- Instructions to follow: Check every line below for the word "legal" and show those that hold it.

※ ※ ※

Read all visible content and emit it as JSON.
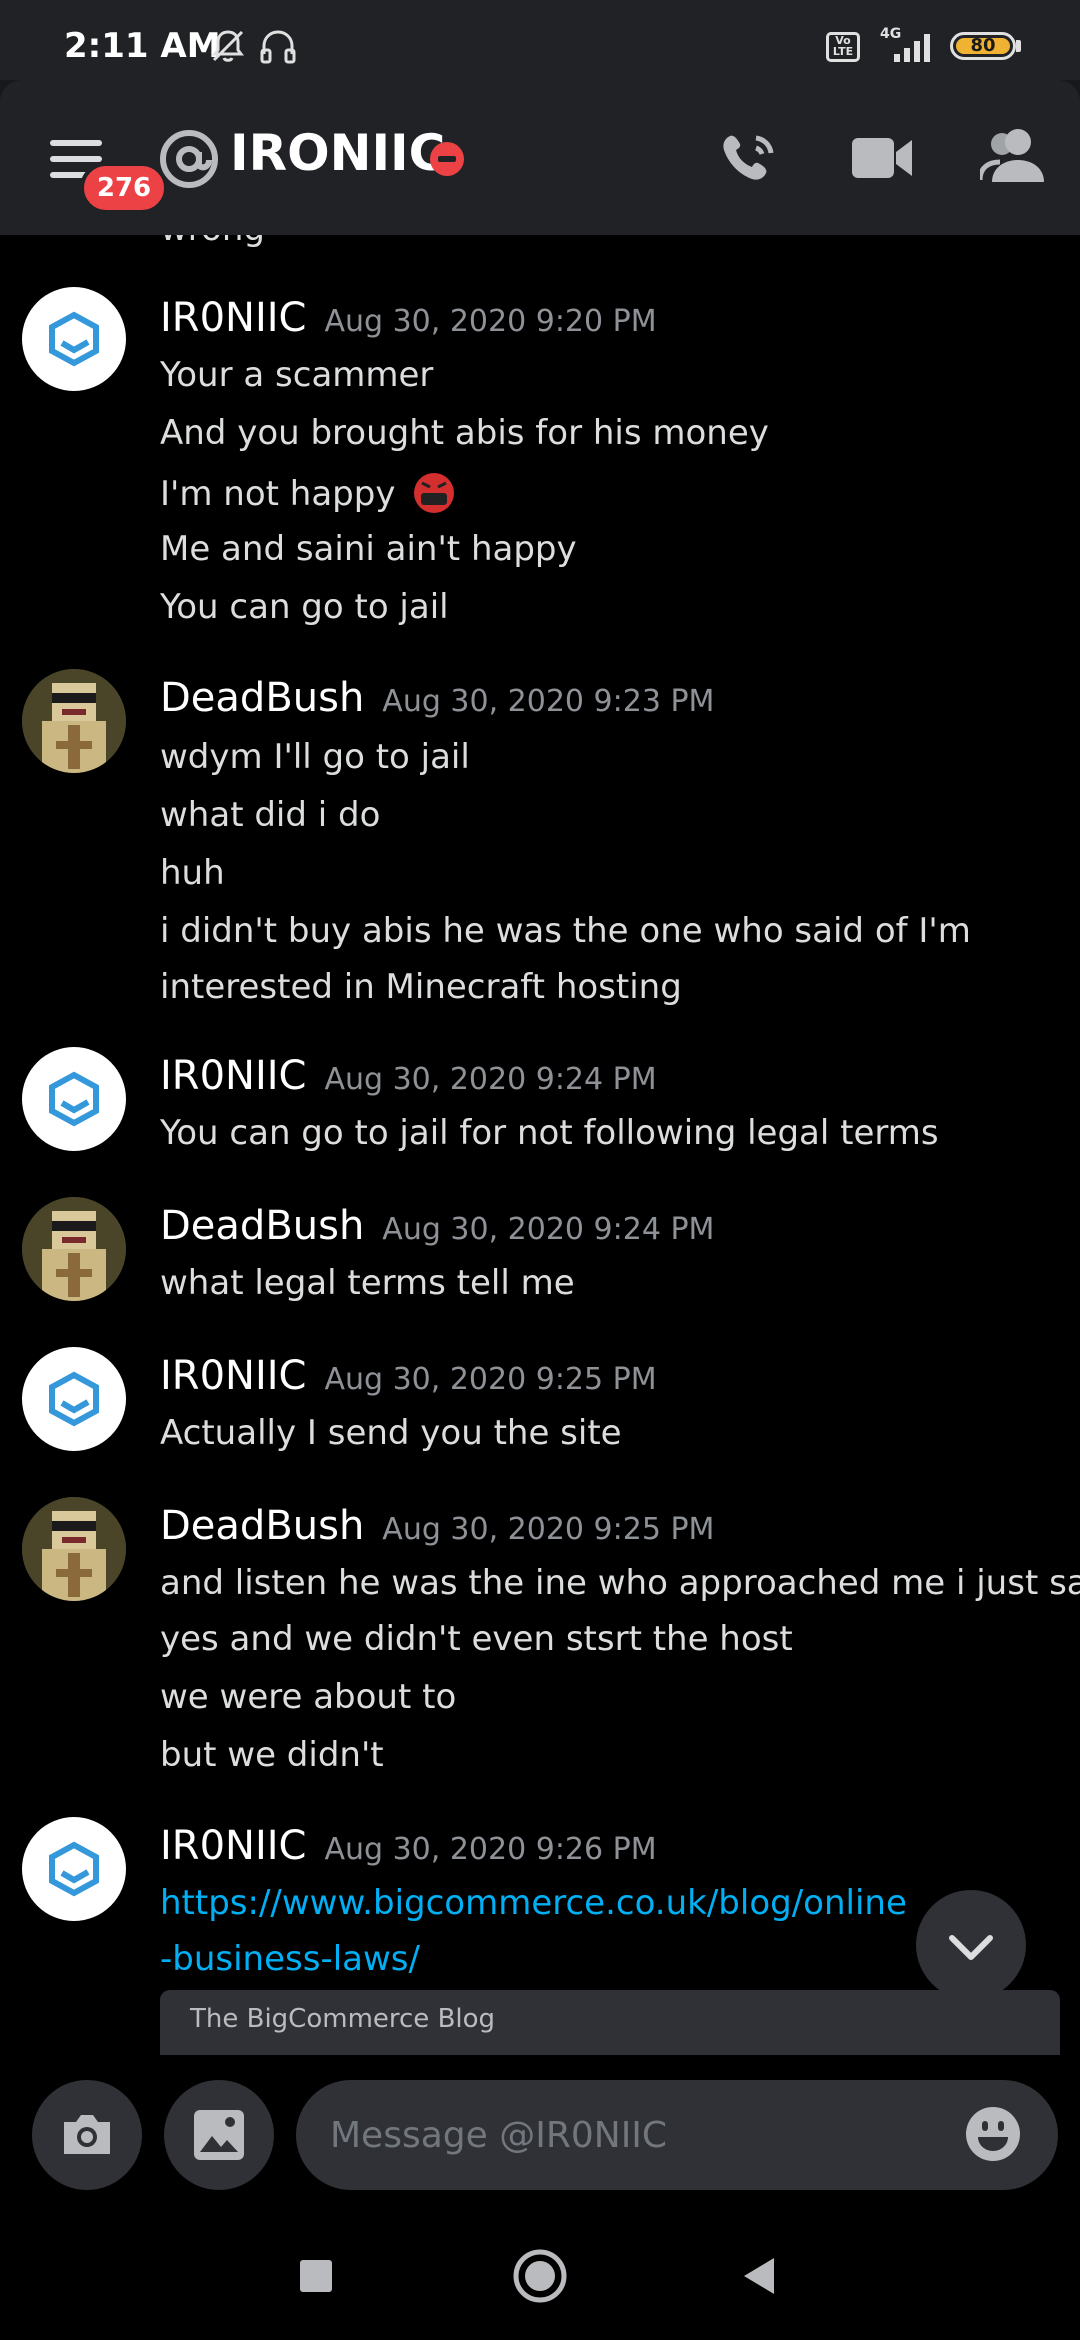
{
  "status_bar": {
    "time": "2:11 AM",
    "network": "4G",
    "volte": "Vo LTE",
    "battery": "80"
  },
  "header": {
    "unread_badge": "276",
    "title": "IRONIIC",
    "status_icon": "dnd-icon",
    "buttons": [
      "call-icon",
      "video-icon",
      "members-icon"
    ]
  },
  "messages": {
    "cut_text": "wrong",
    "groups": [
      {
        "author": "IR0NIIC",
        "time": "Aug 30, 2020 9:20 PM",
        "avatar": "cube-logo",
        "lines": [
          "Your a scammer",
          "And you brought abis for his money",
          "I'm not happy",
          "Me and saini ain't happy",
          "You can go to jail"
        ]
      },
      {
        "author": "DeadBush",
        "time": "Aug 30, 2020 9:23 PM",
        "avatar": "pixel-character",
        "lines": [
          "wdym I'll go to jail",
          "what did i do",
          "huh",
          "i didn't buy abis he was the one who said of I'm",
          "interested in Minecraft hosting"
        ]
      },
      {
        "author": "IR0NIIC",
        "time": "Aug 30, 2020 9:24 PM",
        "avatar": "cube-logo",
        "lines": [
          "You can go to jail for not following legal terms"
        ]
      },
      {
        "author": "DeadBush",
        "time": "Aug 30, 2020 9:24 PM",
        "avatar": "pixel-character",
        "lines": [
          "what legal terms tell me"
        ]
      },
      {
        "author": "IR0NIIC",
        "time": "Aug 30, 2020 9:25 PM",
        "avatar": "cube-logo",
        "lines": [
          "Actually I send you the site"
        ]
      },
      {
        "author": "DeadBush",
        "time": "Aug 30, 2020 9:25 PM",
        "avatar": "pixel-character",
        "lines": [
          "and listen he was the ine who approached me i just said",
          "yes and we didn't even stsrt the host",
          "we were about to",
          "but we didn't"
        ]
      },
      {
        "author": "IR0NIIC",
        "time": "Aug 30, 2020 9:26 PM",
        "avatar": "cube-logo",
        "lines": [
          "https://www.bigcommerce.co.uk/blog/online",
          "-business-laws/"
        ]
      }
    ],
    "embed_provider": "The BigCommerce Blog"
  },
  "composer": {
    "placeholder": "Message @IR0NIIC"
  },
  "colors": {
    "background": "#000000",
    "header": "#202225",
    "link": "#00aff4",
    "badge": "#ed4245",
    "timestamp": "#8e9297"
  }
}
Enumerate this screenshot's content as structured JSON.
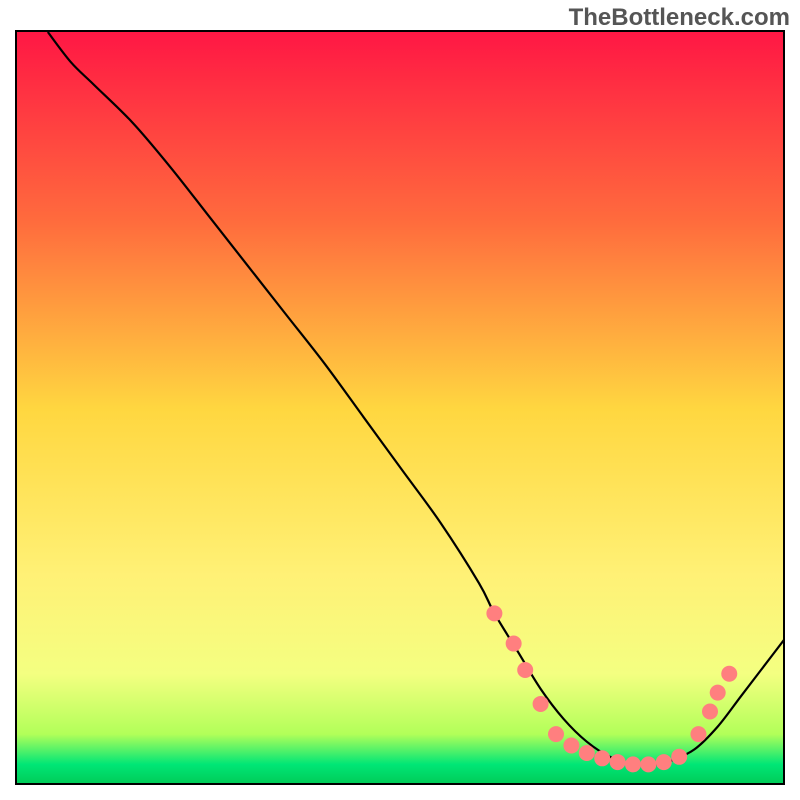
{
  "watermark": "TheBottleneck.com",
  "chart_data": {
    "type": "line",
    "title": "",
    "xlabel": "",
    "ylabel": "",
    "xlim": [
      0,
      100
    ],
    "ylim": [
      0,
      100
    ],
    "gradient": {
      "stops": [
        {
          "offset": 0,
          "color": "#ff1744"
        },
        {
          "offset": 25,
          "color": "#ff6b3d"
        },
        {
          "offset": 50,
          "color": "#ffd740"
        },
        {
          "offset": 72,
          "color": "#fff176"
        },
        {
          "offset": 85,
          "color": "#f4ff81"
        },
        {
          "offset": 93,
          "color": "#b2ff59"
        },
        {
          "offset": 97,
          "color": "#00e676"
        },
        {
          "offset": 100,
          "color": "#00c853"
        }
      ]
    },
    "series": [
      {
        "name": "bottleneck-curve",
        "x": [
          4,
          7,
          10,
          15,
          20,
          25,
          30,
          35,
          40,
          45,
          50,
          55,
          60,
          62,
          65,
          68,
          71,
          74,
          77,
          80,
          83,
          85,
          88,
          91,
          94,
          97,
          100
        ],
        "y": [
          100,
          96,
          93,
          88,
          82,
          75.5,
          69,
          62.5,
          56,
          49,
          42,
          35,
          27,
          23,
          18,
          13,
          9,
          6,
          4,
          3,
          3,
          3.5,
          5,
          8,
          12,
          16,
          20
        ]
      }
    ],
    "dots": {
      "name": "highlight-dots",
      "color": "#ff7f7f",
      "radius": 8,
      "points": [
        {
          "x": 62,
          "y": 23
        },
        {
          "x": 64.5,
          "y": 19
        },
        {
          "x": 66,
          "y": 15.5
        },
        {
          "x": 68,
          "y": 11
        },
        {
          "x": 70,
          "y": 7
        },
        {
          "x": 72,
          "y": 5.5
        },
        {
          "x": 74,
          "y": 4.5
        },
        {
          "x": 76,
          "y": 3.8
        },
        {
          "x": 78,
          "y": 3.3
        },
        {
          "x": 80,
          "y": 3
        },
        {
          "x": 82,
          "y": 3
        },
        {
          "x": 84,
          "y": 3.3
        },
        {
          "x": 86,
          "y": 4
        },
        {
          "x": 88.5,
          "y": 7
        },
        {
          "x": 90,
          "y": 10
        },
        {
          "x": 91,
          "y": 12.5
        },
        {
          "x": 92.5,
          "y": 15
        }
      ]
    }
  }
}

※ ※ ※

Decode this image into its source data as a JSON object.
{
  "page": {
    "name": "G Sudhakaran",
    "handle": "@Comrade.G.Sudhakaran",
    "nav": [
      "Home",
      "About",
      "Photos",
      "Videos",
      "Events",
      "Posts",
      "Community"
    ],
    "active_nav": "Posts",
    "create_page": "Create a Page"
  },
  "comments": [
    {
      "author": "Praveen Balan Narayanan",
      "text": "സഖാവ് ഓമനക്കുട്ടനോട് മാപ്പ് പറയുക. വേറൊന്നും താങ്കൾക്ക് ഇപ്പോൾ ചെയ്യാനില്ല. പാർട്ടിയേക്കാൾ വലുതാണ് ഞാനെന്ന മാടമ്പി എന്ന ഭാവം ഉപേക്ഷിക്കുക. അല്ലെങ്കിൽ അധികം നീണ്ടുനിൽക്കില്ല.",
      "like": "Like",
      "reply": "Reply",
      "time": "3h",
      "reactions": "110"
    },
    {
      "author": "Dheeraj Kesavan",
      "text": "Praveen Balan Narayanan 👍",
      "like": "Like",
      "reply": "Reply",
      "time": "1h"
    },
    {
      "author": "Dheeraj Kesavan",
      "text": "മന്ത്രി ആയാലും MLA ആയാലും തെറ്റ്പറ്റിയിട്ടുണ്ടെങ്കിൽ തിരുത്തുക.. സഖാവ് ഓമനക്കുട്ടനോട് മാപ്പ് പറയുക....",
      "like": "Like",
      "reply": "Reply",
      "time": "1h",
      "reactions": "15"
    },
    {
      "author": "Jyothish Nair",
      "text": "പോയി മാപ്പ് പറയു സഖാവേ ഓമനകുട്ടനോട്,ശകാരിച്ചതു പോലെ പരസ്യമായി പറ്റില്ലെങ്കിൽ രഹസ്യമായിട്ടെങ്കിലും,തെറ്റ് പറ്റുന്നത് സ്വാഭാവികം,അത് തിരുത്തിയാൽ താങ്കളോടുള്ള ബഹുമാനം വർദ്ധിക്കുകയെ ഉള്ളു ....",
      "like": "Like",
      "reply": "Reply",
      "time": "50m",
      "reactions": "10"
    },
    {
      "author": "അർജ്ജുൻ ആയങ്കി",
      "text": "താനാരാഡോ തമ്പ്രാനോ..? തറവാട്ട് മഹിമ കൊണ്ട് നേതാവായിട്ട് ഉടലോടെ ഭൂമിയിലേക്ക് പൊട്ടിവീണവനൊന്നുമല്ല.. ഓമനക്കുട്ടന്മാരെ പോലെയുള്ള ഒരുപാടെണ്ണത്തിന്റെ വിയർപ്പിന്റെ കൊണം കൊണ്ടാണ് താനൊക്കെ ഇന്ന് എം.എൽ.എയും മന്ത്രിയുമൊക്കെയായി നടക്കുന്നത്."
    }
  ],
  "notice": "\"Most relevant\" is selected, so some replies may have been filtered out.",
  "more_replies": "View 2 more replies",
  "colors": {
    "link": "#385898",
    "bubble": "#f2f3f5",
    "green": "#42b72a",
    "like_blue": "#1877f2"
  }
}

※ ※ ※

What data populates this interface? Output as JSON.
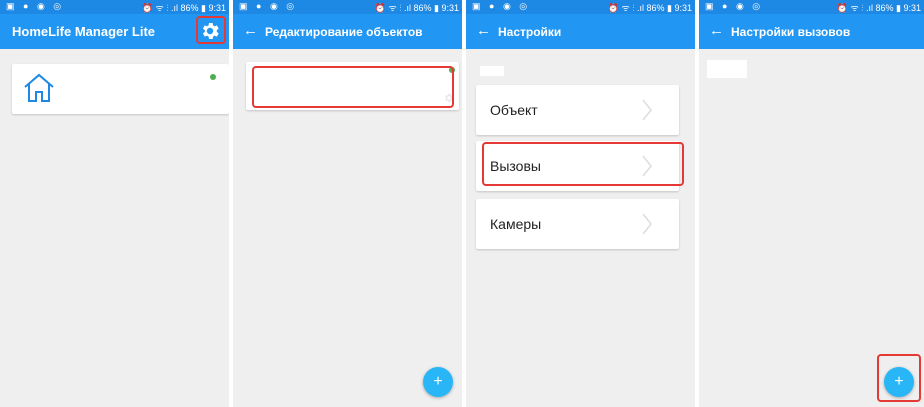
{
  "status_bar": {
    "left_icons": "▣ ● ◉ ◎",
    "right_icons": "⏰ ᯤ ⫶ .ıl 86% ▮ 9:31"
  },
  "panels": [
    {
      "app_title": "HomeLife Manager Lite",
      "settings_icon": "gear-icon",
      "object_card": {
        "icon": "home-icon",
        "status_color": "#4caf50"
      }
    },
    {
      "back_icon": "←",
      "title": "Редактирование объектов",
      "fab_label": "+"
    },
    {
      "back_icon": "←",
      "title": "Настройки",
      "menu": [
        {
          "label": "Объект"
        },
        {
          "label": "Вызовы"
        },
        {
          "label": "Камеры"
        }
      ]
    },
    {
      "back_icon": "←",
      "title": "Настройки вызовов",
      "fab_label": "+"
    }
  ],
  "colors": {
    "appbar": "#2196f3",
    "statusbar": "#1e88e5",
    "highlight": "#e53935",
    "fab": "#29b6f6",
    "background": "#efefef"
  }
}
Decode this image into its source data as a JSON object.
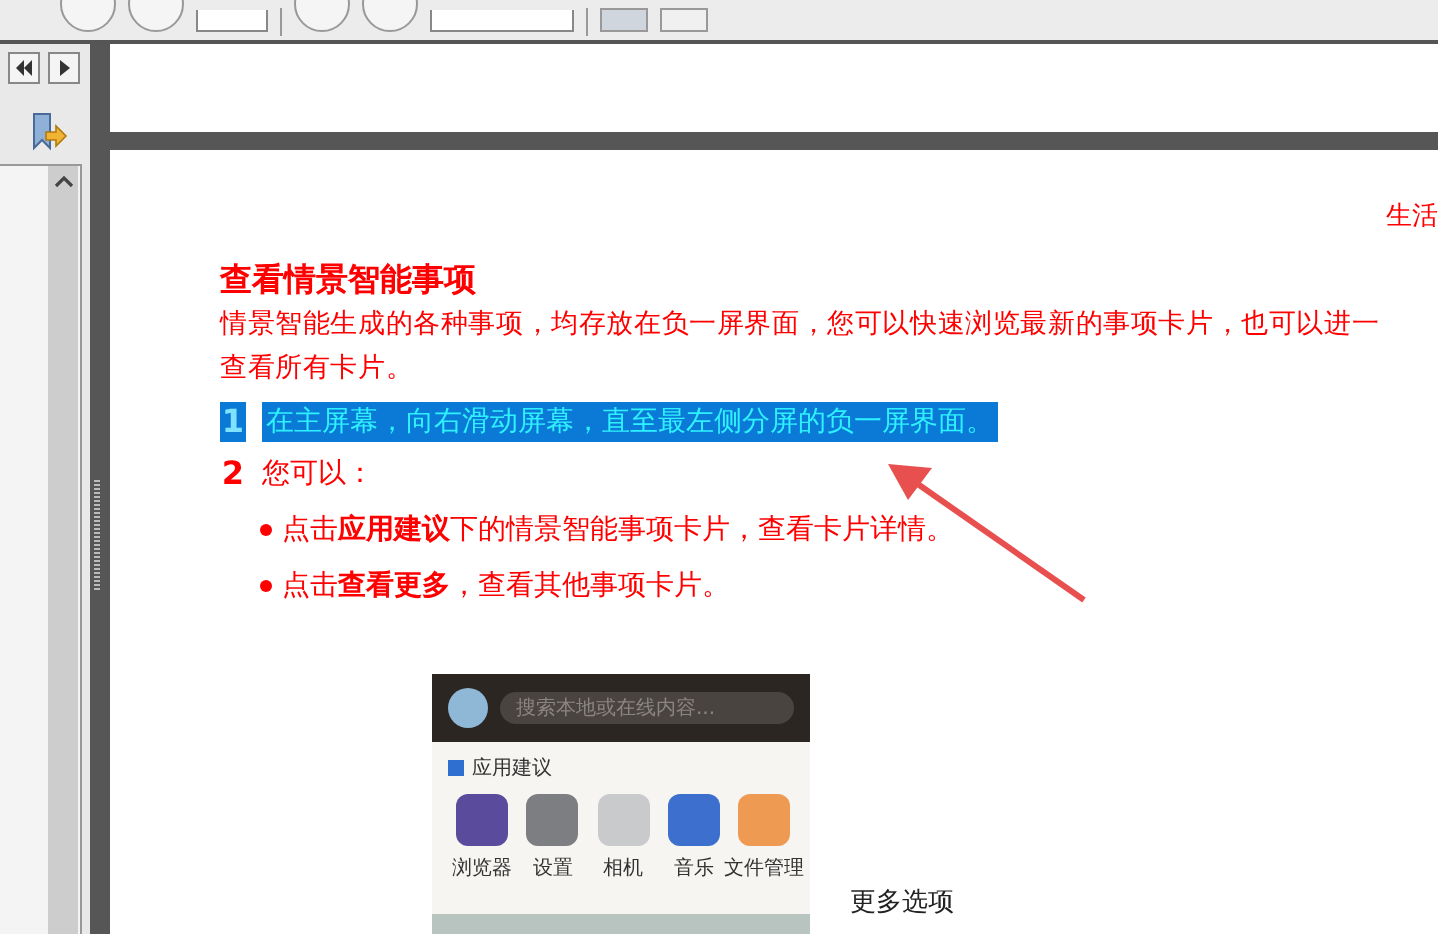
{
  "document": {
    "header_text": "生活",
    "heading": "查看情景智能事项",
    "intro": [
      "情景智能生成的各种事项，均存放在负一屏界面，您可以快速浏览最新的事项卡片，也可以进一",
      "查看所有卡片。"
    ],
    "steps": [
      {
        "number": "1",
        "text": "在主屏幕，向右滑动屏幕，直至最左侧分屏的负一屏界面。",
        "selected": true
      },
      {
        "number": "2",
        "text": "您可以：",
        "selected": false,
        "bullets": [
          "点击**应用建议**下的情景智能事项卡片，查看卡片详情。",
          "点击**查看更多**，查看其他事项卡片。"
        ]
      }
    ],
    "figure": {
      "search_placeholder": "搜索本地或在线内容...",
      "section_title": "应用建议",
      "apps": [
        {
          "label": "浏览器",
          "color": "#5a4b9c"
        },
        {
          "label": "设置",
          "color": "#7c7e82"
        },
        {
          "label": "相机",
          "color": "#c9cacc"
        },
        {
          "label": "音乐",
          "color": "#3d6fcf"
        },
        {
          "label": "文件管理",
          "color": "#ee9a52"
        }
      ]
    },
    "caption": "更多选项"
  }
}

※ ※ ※

- Completed exercise:
          "You can go to jail for not following legal terms"
          "what legal terms tell me"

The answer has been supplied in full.